The key is to write it all down or use a fuel log online, time your meals based on your workout, tweak the portions pre-run and modify the types of foods you eat during the day. Here is one example of a menu you could start with:

Breakfast (6 hours Pre-Run):  Eggs with vegetables, cheese and toast

Mid-morning Snack (4 hours Pre-Run): Yogurt

Lunch (2 hours Pre-Run): Small salad with protein (chicken)

Post-Run Snack (Eat Within 20 min of Run): Piece of fruit and a handful of almonds

Dinner (2-3 Hours Post Run):  Fish, rice and vegetables

Give food monitoring a try, not only to help you avoid those stomach troubles during your run, but to keep you fueled all day long. Hopefully you’ll see positive short- and long-term results.

Do you have a question for Coach Jenny? Submit your question here.

Filling Foods That Won’t Pack on the Pounds

Mixed FruitIt’s the dieter’s dilemma: you’re still hungry, though you just ate. Do you “cheat” and reach for more food? Or do you allow yourself to starve, which may make you more likely to overindulge later?

Neither of these options are truly solutions. In fact, eating more than you should or not eating enough could end up sabotaging your weight loss goals. Your best bet? Eat the right kind of foods to begin with. If you choose foods high in nutrients, you’ll stay fuller for longer – and those unwanted pounds will start dropping off.

The Secret of Low Energy Density Foods

Understanding the concept of energy density can help you stick with healthy eating for good. Energy density refers to the number of calories in a certain food.

High energy density means that there are a high number of calories in a small amount of food. Low energy density means that there are a low number of calories in a large amount of food. Low energy density foods are ideal for weight loss because the volume fills you up, but with few calories. Simply put, eating low energy density foods gives you the biggest bang for your dieting buck.
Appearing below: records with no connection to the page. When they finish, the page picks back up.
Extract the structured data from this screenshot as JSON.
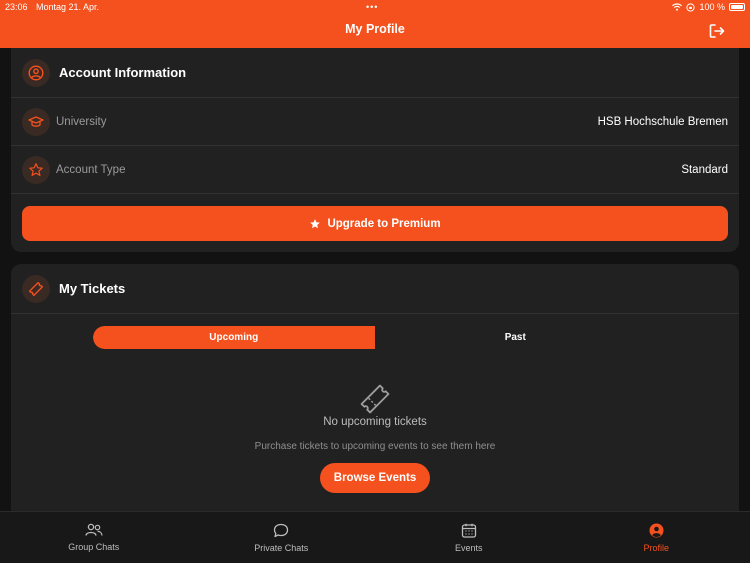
{
  "status_bar": {
    "time": "23:06",
    "date": "Montag 21. Apr.",
    "battery": "100 %"
  },
  "header": {
    "title": "My Profile"
  },
  "account": {
    "title": "Account Information",
    "university_label": "University",
    "university_value": "HSB Hochschule Bremen",
    "type_label": "Account Type",
    "type_value": "Standard",
    "upgrade_label": "Upgrade to Premium"
  },
  "tickets": {
    "title": "My Tickets",
    "tabs": [
      "Upcoming",
      "Past"
    ],
    "empty_title": "No upcoming tickets",
    "empty_subtitle": "Purchase tickets to upcoming events to see them here",
    "browse_label": "Browse Events"
  },
  "tabbar": {
    "items": [
      {
        "label": "Group Chats",
        "icon": "group-icon"
      },
      {
        "label": "Private Chats",
        "icon": "chat-bubble-icon"
      },
      {
        "label": "Events",
        "icon": "calendar-icon"
      },
      {
        "label": "Profile",
        "icon": "profile-icon"
      }
    ],
    "active_index": 3
  },
  "colors": {
    "accent": "#f4511e",
    "card": "#212121",
    "background": "#121212"
  }
}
Most low energy density foods are high in water and fiber. Think fruits, vegetables, and other nutritious foods. Water provides volume and weight without calories, while fiber brings volume and helps you stay full for longer. Protein also helps stave off hunger, so pick foods high in fiber and protein with each meal and snack.

Most processed or “junk” foods and sweets are considered high energy density foods because they’re high in fat and refined carbohydrates. So reaching for a cookie will not only cost you extra calories, but you likely won’t feel satisfied for long.

Note that just because fat is considered high in energy density doesn’t mean you should avoid it. Eating “good” fats (monounsaturated and polyunsaturated fats), such as olive oil, nuts, seeds and avocado, is essential for good health.

Foods to Fill Up On

The following foods are guaranteed to keep you fuller for longer:

·         Soup. Opt for broth-based varieties that are packed with veggies and low in sodium.

·         Beans, peas and lentils. Add them to soups, salads and pasta dishes.

·         Green salads. Always start dinner with a green salad and you’ll be less likely to need a second helping of the main course.

·         Raw fruits and vegetables. Smear peanut butter on a banana, pair an apple with a slice of low-fat cheese or dip pepper and carrot slices into hummus for added staying power.

·         Seafood. Sauté scallops for dinner or add canned salmon to your salad.

·         Popcorn. Nosh on a few cups of air-popped popcorn to keep you satisfied between meals. Flavor it with a dash or curry powder, cocoa or Tobasco sauce instead of salt, cheese and butter to save calories.

If the idea of energy density seems overwhelming, remember that the key to keeping hunger at bay is to eat a diet rich in fruits, vegetables, whole grains, lean sources of protein and low-fat or nonfat dairy products. Foods high in saturated and trans fats, sodium and added sugar should only be eaten in moderation.

What’s your favorite low energy density food? If I’m still hungry after dinner, I go back for more veggies and drink a large glass of water.